Tim Duncan has won four NBA championships. He's had a different victim in each Finals: New York, New Jersey, Detroit, Cleveland.
Hard to find an Ali-Frazier without repeated trips into the ring. Hard to replicate Nicklaus-Palmer if they're not in the final group on Sunday. Hard to get fired up about Connors-McEnroe if they keep playing in the quarterfinals.
Which brings us to LeBron James and Kevin Durant.
The NBA has found its great white whale. A quarter-century search finally has struck oil. The mother lode.
A sport built on the backs of Wilt Chamberlain vs. Bill Russell in the ‘60s, and Magic Johnson vs. Larry Bird in the ‘80s, has a marquee matchup for the 21st century.
LeBron vs. Durant.
They certainly delivered in the just-concluded NBA Finals. LeBron shrugged off the demons of past failures and played basketball as well as it can be played. Durant, in defeat, was historically excellent.
Now, if their teams can cooperate, and both the Thunder and the Heat appear on track to do so, the next great NBA rivalry has arrived.
“I would enjoy that,” Durant said Saturday. “That would be fun … Heat-Thunder rivalry. But we'll see. There's so many great teams in this league, you never know what will happen.”
Rivalries thrive in the playoffs. Wilt and Russell met in eight series in the ‘60s. Bird and Magic combated in three NBA Finals. John Havlicek and Jerry West went at it in five Finals. Michael Jordan and Isiah Thomas battled four straight years in the playoffs.
The Thunder and Heat figure to be conference favorites going into next season. Make the Finals again, or better yet several times over the next decade, and we're looking at a classic American rivalry.
“They're going to be a team to be reckoned with for a lot of years because they're young, and they're going to use this experience as motivation,” LeBron said after the Heat ended the Finals with a Game 5 victory Thursday night.
“You know, this is not the last time we'll see Oklahoma City.

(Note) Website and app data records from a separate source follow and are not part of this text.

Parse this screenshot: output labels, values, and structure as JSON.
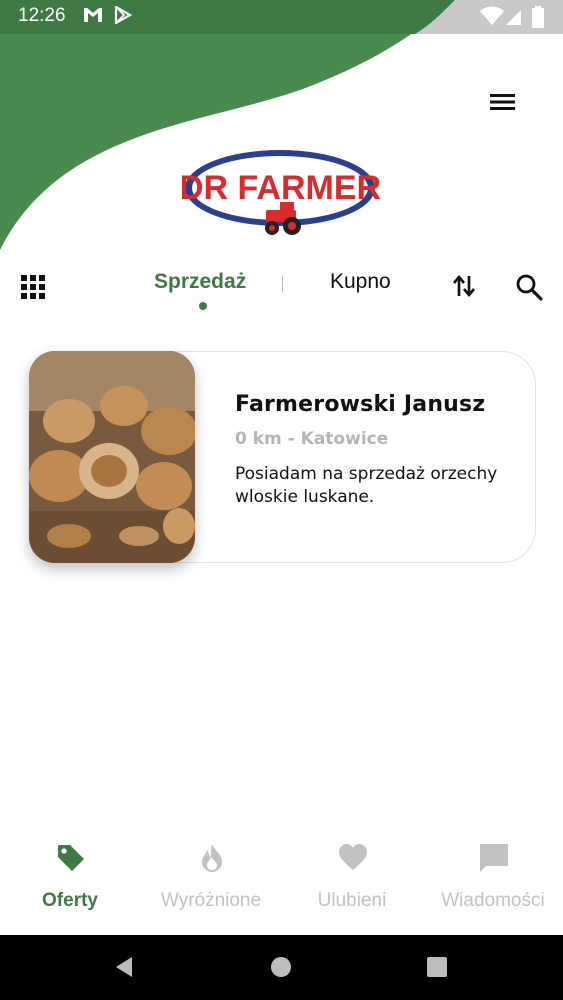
{
  "status_bar": {
    "time": "12:26",
    "icons": [
      "gmail-icon",
      "play-store-icon",
      "wifi-icon",
      "signal-icon",
      "battery-icon"
    ]
  },
  "header": {
    "menu_icon": "hamburger-menu-icon",
    "logo_text": "DR FARMER",
    "logo_icon": "tractor-icon"
  },
  "toolbar": {
    "grid_icon": "grid-icon",
    "tabs": [
      {
        "label": "Sprzedaż",
        "active": true
      },
      {
        "label": "Kupno",
        "active": false
      }
    ],
    "sort_icon": "sort-arrows-icon",
    "search_icon": "search-icon"
  },
  "offers": [
    {
      "title": "Farmerowski Janusz",
      "location": "0 km - Katowice",
      "description": "Posiadam na sprzedaż orzechy wloskie luskane.",
      "image": "walnuts-photo"
    }
  ],
  "bottom_nav": [
    {
      "label": "Oferty",
      "icon": "tag-icon",
      "active": true
    },
    {
      "label": "Wyróżnione",
      "icon": "flame-icon",
      "active": false
    },
    {
      "label": "Ulubieni",
      "icon": "heart-icon",
      "active": false
    },
    {
      "label": "Wiadomości",
      "icon": "chat-icon",
      "active": false
    }
  ],
  "colors": {
    "brand_green": "#3f7a45",
    "header_green": "#4b8a4f",
    "logo_red": "#d82b2b",
    "logo_blue": "#2a3f8f",
    "inactive_gray": "#c2c2c2"
  }
}
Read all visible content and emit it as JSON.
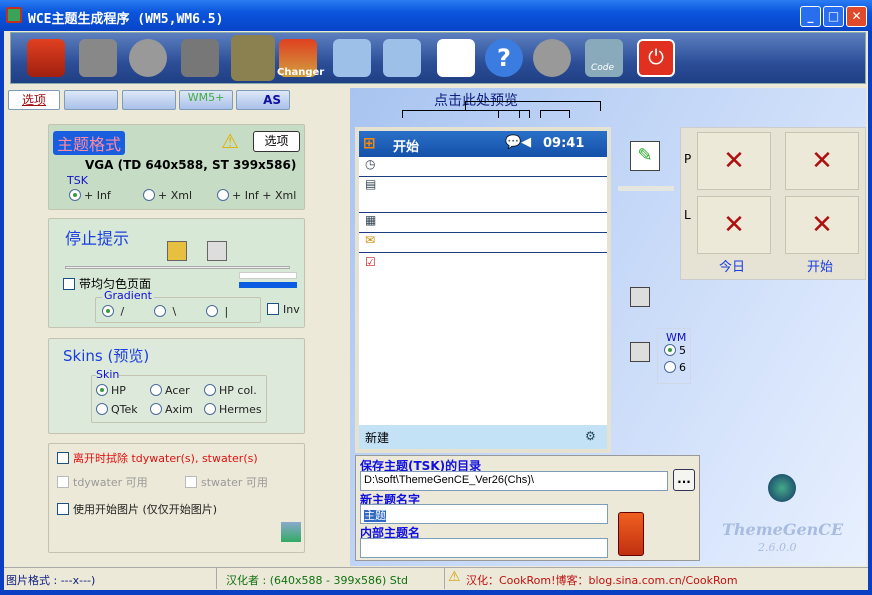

This won't be the last time we see them in the Finals.”
Here's what makes the LeBron/Durant rivalry so appetizing. Both were phenomenal in the Finals. Durant was great. LeBron was better.
LeBron had a series-clinching triple double — 26 points, 11 rebounds, 13 assists — and for the series averaged 28.6 points, 10.2 rebounds and 7.4 assists. He shot 47.2 percent from the field.
Durant, hounded incessantly by LeBron or fellow defensive demon Shane Battier, averaged 30.6 points a game while shooting 54.8 percent from the field. Few players ever have had such an efficient NBA Finals.